Point Austin: Of Frogs and Children
Do what you can to defend imprisoned refugees
It's one of those moments in political history when pundits resort to the metaphor of the boiling frog. As the tale goes, a frog placed in hot water will jump to get away, while a frog placed in cool water, slowly heated, will not react until it's too late, and be boiled alive.
Biologists respond that the frog story is a myth: If amphibians didn't react to rising temperatures, there would soon be no amphibians. On the other hand, less instinctive animals – you and me, for instance – seem willing to endure rising political temperatures, if we can only remain persuaded that other people might boil to death, but it won't get too hot in the immediate vicinity
The ongoing months of the Trump regime can be seen as one long experiment in political conditioning. The lies began immediately – when Trump had his press secretary insist to the media that his inauguration crowd was the largest in history – and have persisted, by the gross. It's become routine to hear the president of the United States recite barely coherent whoppers while the press debates whether to call them "lies," "falsehoods," or just "misleading." That institutional hesitation is itself a sign that we're not adjusting rapidly enough to the new political context. Every administration spins the truth to its advantage, but Trump, his sycophants, and supporters enthusiastically engage in a "Big Lie" strategy – particularly aimed at the news media – that steadily erodes public confidence in even the notion of factual evidence. It's all "fake news."
The Need to Say No
There's a distressing local example of what happens when otherwise reasonable people get caught up in the machinations of the national security state. Southwest Key began as a small nonprofit primarily devoted to keeping immigrant youth out of prison, branched out into educational endeavors (including its own charter school), and then abruptly expanded into providing temporary shelter and welfare to thousands of children fleeing Central American violence and poverty. The transition was not incremental; growing waves of unaccompanied minors began arriving at the U.S. border in 2011-2012, and Southwest Key Programs quickly became the largest nonprofit group attempting to provide for them, under major U.S. government contracts.
Initially, the enforcement pattern was brief incarceration by the Border Patrol, followed by a shelter stay of a month or two until most of the children could be placed with relatives or a U.S. foster family. If families arrived together, they were generally incarcerated together, while being processed for deportation. What was new about the Trump policy was the explicitly punitive attempt to separate families – to kidnap and sequester children secretly – in order to discourage new arrivals. More cruel was the bureaucratically arbitrary process – now that the policy has officially ended, some 3,000 children are effectively unaccounted for, with no certainty of family reunification.

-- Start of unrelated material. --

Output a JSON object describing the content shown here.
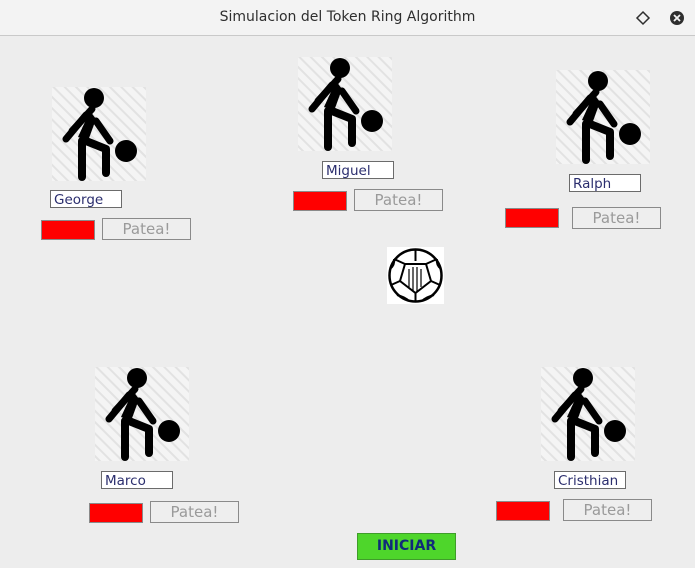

Southwest Key – suddenly a frog in boiling water – now estimates about 10% of its wards are among that group. Responding to widespread criticism, CEO Juan Sanchez said, "If we don't take care of them, who's going to take care of them?" Houston Mayor Sylvester Turner, explaining his opposition to a new shelter there, said, "If we don't speak, if we don't say no, then these types of policies will continue."
Ways to Help
As the reporting of the Chronicle's Mary Tuma ("The Duality of Southwest Key," June 28) and many others have shown, the nonprofit has now become thoroughly enmeshed in (and financially dependent upon) the Trump administration's immigration policy. Southwest Key personnel were even forbidden to comment on the policy until after it had been officially rescinded. In that moral predicament, Southwest Key is hardly unique – the Border Patrol, and the Immigration and Customs Enforcement agency, Homeland Security, and the entire apparatus of the national security state is now enforcing an anti-immigrant policy that is not only cruel to international refugees but radically undermines any U.S. pretensions to humanitarian values.
What of the rest of us? "I do not want to be an enabler in this process," said Mayor Turner. Every day that these kidnapped children remain separated from their parents is not only a tragedy, but a crime against humanity being perpetrated in all our names, and the obligation to act against it, however we can, rests upon all of us. The Chronicle is maintaining a useful list of the various organizations (needing help and contributions) doing what they can to assist children that have been separated ("How to Help Families Separated at the Border," June 20). Meanwhile, ACLU lawsuits proceed to force the U.S. authorities to identify and reunite families (apparently, because of feckless record-keeping, a process made dependent on DNA identification).
Even a frog knows when the water is getting too hot for comfort. As human beings and as Texans, we should do what we can to reach out to and help the most vulnerable victims of our polarized and overheated racial politics.